There is another hope: hope that tomorrow will be better than yesterday. Yesterday is already gone and it did not bring the desired paradise. Today is not ended yet and even if today ends like yesterday, Hope is that tomorrow will be better than yesterday.
This second hope is what the author, now President of the Federal Republic of Nigeria has. “I see Hope” that tomorrow will be better than our yester years. This by itself is not a bad idea. It is in the final analysis, true that once there is life, there will always be hope. Whether a “She” Hope or an Uncle Hope, there will always be Hope. However, the reality of the Nigerian populace does not need to see hope, they need Uncle Hope! There must be a more liberalised economic policy such that the market is more flexible than what it is; more operators in the economic enterpreneuralship so that there could be more job opportunities and hope for a better power motivation. It is good to protect the local industries and farmers from the fears of globalisation and direct foreign investments. However, unless the numerous governments’ policy initiatives such as SMIES, bank of commerce and industry, micro-credit facilities are transformed beyond the paper work into practical Uncle Hope, the president will merely see Hope until his vision is blurred. No one wants to see Hope if they can afford to look away. The roadside mechanic, the vulcaniser, the groundnut sellers, the shoe makers, the traders, the market women, all who need perhaps NGN50, 000 loan to improve their enterprenuralship need not see hope, they want Uncle Hope. Uncle Hope they can touch, they can feel; Hope which is “out of our dreams and into our lives”.
But opening up the market for more investors, both locally and internationally is, in itself, not the El Dorado, it is only one of the necessary items within the network of other initiatives such as a sound Rule of Law, Human and Property Rights and a more Liberal Democracy. A transparent Rule of Law will guarantee speedy access to Justice, make the Nigerian Police a public servant rather than public nuisance, allow the due process of the law to accuse and any business conglomerates who are acting contrary to trade and investment agreements. Rule of Law will put the parliament in check of the executives and not a mere camouflage of the president’s extended office because of the One-Party scenario that we find ourselves under the PDP-led government. A more decentralised democracy will bring government closer to the people, guarantees popular participation, enhance peace and stability and most importantly, promote easy and quick access to justice. In the final analysis, peace is not only the absence of war or conflict; peace is also the presence of justice! If the president is not merely using “I see Hope” as a political campaign to win election, then he must follow the footsteps of his predecessors who had, in the past, seen the same hope. Martin Luther King Jr. saw hope; he had a dream, but every step he took until he bowed out, was towards taking the Dream out of his illusions into reality. The one million-man march, the Montgomery bus
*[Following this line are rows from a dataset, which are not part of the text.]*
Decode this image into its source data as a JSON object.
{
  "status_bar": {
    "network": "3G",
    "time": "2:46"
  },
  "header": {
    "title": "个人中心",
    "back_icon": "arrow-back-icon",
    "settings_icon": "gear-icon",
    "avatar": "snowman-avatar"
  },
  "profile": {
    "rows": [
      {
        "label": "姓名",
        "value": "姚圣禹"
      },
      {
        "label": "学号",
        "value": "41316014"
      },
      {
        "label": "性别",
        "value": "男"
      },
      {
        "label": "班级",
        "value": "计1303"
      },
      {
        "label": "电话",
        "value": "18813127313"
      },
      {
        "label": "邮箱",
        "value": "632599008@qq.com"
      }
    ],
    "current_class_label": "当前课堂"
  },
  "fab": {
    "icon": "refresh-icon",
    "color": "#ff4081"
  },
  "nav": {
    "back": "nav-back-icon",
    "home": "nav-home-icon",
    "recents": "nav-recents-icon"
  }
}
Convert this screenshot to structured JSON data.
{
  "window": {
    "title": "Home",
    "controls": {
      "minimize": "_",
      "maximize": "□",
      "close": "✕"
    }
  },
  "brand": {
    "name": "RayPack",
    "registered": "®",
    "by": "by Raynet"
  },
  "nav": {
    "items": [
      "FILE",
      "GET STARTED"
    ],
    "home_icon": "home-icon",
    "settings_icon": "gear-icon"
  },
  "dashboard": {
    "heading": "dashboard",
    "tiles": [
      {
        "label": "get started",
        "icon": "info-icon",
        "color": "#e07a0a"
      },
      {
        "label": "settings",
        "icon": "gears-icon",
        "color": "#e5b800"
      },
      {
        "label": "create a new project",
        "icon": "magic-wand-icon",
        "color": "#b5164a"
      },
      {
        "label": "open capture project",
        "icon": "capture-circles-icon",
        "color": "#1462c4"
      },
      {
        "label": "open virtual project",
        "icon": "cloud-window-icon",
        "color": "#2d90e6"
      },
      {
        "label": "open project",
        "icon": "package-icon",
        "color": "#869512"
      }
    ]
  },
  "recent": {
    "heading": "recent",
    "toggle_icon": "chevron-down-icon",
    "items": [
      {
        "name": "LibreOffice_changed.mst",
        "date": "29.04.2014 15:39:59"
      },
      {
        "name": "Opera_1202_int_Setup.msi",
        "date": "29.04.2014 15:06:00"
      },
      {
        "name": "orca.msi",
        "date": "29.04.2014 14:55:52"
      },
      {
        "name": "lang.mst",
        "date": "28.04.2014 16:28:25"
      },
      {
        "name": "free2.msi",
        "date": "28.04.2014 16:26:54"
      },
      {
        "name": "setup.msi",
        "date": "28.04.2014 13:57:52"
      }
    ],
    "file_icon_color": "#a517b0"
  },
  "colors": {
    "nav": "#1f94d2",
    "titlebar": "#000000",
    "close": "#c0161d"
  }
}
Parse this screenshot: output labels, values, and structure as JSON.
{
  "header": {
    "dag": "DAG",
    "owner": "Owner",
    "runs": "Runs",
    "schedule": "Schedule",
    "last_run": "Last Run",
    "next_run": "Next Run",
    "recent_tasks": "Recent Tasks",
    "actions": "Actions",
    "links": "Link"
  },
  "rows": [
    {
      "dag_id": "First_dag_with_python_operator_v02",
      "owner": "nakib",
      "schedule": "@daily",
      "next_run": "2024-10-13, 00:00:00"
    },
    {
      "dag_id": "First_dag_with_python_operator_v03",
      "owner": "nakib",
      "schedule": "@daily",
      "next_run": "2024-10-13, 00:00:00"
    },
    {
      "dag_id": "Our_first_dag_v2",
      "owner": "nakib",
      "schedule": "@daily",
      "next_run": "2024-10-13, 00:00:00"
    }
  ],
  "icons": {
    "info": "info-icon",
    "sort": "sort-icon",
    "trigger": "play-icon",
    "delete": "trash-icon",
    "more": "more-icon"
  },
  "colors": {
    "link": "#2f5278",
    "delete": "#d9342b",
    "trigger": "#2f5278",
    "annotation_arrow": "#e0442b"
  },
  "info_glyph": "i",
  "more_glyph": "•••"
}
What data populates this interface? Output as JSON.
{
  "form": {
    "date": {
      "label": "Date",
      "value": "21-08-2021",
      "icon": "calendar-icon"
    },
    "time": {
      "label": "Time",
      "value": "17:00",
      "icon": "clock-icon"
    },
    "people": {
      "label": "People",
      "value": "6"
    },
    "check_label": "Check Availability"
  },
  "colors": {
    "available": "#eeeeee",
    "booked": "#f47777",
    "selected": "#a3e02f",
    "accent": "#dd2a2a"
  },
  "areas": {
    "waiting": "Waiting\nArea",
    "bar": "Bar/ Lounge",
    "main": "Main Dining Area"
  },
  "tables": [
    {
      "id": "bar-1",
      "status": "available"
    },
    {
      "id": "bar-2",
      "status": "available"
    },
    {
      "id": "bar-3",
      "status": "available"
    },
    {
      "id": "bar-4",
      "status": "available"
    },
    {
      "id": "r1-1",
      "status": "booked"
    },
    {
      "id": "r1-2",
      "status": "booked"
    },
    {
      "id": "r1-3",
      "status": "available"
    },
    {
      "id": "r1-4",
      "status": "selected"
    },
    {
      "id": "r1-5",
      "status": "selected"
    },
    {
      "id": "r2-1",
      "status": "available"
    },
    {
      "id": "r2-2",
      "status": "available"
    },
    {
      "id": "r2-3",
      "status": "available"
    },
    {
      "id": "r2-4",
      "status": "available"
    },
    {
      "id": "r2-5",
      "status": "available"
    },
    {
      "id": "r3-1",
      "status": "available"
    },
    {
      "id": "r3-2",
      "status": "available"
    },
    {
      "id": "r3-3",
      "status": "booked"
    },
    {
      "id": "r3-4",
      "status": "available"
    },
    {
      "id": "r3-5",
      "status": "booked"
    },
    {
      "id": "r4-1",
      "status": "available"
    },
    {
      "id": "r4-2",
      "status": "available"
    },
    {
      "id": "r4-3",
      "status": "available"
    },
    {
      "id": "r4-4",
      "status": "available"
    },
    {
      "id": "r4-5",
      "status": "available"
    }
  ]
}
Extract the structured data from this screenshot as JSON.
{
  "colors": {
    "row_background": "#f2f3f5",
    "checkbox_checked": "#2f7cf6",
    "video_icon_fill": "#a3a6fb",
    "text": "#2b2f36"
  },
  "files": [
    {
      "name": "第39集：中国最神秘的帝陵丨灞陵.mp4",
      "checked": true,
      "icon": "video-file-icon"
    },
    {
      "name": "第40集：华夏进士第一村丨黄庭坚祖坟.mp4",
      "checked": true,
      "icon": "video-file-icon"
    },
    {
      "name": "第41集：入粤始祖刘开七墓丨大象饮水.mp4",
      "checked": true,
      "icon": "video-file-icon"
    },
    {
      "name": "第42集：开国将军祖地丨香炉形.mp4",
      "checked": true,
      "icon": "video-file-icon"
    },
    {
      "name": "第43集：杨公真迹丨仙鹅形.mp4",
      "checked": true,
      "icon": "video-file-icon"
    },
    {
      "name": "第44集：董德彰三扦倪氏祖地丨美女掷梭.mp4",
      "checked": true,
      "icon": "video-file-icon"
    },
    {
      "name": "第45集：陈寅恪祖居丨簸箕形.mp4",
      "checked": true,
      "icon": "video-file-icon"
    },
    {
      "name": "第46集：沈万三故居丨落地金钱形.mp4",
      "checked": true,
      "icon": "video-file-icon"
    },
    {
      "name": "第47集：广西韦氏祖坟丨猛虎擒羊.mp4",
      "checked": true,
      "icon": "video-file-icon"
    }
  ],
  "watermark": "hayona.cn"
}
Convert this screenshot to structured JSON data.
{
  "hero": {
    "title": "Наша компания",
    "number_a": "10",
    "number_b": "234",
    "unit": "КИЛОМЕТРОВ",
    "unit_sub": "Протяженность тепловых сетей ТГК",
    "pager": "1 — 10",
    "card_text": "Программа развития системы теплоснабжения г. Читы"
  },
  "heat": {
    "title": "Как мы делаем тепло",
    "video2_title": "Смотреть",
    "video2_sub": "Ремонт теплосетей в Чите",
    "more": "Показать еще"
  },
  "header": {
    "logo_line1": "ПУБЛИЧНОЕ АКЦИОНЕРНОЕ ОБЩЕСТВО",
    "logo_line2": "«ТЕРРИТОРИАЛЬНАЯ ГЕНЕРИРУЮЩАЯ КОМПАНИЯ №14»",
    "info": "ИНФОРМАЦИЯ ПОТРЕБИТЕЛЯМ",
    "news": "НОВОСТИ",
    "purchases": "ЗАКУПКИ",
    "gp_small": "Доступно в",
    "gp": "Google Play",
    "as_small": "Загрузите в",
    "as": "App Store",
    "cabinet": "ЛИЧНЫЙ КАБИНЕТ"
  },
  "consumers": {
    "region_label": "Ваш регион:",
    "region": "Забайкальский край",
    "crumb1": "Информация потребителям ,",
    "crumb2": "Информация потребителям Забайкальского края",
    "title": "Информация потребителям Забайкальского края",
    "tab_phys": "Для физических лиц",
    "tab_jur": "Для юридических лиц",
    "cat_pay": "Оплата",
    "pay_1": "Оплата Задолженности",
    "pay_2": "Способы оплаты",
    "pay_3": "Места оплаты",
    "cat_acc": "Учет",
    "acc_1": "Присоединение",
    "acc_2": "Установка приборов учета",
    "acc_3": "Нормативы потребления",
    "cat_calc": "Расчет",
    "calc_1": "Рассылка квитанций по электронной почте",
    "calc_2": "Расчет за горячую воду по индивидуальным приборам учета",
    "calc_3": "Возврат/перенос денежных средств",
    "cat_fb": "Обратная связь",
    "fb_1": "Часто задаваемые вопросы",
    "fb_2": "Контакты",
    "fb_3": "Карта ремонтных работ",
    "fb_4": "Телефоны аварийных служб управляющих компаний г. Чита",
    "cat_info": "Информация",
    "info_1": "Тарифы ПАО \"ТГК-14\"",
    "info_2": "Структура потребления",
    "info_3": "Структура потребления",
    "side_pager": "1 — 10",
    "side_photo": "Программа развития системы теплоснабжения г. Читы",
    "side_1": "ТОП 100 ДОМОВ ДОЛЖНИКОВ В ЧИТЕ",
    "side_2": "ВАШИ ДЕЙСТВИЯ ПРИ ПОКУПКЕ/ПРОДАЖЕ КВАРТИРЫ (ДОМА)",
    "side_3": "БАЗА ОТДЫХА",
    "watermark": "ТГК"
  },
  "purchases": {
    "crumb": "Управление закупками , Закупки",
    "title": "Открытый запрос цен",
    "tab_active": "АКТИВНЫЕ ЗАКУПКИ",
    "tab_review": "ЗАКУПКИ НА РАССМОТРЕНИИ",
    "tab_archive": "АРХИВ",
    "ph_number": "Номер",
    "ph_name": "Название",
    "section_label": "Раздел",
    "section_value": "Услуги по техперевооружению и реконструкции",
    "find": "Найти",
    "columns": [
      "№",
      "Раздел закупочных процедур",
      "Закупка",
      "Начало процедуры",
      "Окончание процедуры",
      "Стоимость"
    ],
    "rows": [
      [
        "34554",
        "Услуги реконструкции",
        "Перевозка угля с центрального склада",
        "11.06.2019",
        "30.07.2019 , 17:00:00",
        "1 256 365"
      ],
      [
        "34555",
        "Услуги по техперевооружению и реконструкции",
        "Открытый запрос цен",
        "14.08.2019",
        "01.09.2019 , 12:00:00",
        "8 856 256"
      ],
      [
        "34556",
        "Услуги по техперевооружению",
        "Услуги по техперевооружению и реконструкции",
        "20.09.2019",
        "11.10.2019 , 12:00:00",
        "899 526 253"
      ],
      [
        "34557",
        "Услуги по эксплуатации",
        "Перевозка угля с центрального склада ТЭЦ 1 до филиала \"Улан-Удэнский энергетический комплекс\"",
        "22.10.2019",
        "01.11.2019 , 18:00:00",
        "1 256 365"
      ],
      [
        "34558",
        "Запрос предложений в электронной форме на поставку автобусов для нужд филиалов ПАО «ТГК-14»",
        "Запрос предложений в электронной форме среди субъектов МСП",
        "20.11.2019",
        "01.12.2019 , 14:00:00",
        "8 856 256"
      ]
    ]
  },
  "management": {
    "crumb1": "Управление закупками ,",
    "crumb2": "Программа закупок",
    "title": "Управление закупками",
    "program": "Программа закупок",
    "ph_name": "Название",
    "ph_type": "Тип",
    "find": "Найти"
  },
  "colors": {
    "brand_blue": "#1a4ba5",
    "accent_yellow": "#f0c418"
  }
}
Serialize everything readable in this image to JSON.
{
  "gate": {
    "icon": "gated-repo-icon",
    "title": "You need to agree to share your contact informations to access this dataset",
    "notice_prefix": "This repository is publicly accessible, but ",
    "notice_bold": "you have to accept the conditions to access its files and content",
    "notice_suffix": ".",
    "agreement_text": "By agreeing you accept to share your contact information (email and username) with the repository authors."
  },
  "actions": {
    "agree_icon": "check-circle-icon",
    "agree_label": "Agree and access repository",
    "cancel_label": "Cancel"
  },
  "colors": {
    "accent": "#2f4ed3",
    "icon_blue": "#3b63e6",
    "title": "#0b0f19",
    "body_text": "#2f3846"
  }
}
standoff, the civil cases in courts and the mass protests were towards bringing the dream closer to Uncle Hope. One 4- year term had gone by. The Nigerian peoples had once again invested their hopes in a re-election. Now, President Olusegun Obasanjo ought to know that “I see Hope” must, before he leaves the office get closer to Uncle Hope otherwise, we will be back to where we started; hopeless and frustrated.
However, is Hope outrightly hopeless? It cannot be so! The joy of life is also in the faith that there is a hope somewhere to keep life going. There is need to be alive and to have Hope that tomorrow will be better than the previous days.